“;I want to tell the world that Hawaii has a real history,”; said Serhiy, who interned at the state Legislature. “;I didn't know Hawaii had a palace. Imagine that.”;

Misconceptions go both ways. “;People think we live in tents, that we have no cars,”; sighed Amgad.

“;That we drink vodka all the time,”; laughed Nikita.

“;We thought being American meant that you were like, cool,”; said Hala. “;Now we know it also means more open-minded. When I talk to my parents, they say I've changed a bit. More self-confident.”;

“;I feel energized,”; mused Leen.

“;Obama is from Hawaii, and we hope that makes a difference,”; said Kateryna. “;Hawaii is a teeny-tiny spot in the ocean, but it is not cut off from the world. Not only warm weather, but warm cultures.”;

“;This has been the best year of my life experience!”; blurted out Hala. “;It feels not only like home, but like family.”;

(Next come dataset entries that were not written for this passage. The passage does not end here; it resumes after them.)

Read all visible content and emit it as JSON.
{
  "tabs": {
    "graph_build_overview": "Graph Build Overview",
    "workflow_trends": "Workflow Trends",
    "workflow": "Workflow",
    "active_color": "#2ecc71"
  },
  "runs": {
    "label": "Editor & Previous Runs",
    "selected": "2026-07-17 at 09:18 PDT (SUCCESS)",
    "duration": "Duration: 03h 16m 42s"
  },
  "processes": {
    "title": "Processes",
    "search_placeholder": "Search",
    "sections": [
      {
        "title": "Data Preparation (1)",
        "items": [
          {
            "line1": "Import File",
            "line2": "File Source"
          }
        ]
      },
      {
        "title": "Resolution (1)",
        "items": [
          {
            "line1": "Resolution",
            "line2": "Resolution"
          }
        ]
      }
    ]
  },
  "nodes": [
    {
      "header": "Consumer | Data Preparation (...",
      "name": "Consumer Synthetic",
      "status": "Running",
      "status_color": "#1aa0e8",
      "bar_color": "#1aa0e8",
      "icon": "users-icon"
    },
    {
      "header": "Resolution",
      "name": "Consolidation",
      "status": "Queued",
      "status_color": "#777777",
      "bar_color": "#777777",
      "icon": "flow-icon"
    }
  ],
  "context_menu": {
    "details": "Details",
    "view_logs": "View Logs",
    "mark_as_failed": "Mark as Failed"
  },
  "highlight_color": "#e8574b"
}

Despite all the cultural differences, there turned out to be one constant in every culture—rice.

“;Everyone, everyone eats rice,”; said Hala, not realizing she was constructing a perfect metaphor. “;The only difference—is the spice.”;

               

     

 

A worldwide cast of teens

        The following foreign students participated in the International Hospitality Center's FLEX exchange program:
       

» Nikita Yakovenko, 15, Russia, Kapolei High School

       

» Kateryna Zhupanova, 16, Ukraine, Le Jardin Academy

       

» Amgad Abdullah, 16, Yemen, Kapolei High School

       

» Leen Al Yaman, 15, Lebanon, St. Andrew's Priory School

       

» Hala Abdulhaq, 15, Palestine, Castle High School

       

» Serhiy Poznyakov, 17, Ukraine, Academy of the Pacific

       

» Nataliya Protyven, 16, Ukraine, Radford High School

       

» Sayeda Tehniyat Bukhari, 17, Pakistan, Parker School

       

The International Hospitality Center (IHC) is an educational and cultural exchange program based at Iolani School. IHC programs include English-language training, home hospitality and cross-cultural orientations.

       

FLEX stands for Future Leaders EXchange, a government program that sponsors 1,200 student-exchange scholarships every year, focused on 12 Eurasian countries.